*What you need to do*
The records follow. Count the lines holding "icon" and give only the number.

*Data for this exercise*
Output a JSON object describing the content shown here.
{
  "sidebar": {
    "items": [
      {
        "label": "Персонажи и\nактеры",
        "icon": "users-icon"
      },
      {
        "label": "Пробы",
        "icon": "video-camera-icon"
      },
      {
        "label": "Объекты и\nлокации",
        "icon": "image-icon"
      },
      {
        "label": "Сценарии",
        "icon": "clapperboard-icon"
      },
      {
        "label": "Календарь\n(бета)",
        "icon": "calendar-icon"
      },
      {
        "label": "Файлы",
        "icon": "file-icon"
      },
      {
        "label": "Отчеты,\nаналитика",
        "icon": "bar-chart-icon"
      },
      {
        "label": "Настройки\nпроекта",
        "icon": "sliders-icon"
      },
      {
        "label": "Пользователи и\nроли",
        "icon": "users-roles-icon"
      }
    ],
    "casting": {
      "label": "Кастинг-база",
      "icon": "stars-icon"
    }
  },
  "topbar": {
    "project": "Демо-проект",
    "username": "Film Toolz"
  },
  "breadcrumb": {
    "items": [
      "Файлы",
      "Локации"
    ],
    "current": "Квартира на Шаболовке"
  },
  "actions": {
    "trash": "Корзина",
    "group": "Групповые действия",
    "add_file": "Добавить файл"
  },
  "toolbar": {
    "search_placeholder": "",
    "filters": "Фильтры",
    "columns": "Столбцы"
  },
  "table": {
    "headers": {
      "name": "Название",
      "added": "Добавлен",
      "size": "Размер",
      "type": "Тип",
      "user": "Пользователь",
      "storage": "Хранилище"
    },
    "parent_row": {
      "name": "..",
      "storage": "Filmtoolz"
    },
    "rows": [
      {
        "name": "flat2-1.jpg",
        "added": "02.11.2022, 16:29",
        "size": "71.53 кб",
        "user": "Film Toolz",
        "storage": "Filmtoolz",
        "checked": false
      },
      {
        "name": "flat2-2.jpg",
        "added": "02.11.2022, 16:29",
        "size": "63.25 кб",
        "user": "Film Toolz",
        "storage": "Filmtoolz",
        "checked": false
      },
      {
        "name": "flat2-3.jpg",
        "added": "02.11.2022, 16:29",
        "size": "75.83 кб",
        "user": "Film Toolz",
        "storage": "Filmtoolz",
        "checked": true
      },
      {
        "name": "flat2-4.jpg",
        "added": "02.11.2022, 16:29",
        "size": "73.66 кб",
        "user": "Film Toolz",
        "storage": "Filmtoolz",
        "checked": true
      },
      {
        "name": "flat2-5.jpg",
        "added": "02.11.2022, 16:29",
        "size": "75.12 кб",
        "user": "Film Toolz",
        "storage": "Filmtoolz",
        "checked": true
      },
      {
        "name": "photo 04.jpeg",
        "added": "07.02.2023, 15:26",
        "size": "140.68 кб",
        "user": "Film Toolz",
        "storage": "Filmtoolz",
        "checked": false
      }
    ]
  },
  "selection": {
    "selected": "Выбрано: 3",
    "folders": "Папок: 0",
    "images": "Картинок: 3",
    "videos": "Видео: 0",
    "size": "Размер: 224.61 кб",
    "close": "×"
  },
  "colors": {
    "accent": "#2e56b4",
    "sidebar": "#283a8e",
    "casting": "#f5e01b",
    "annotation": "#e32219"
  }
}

*The completed task*
10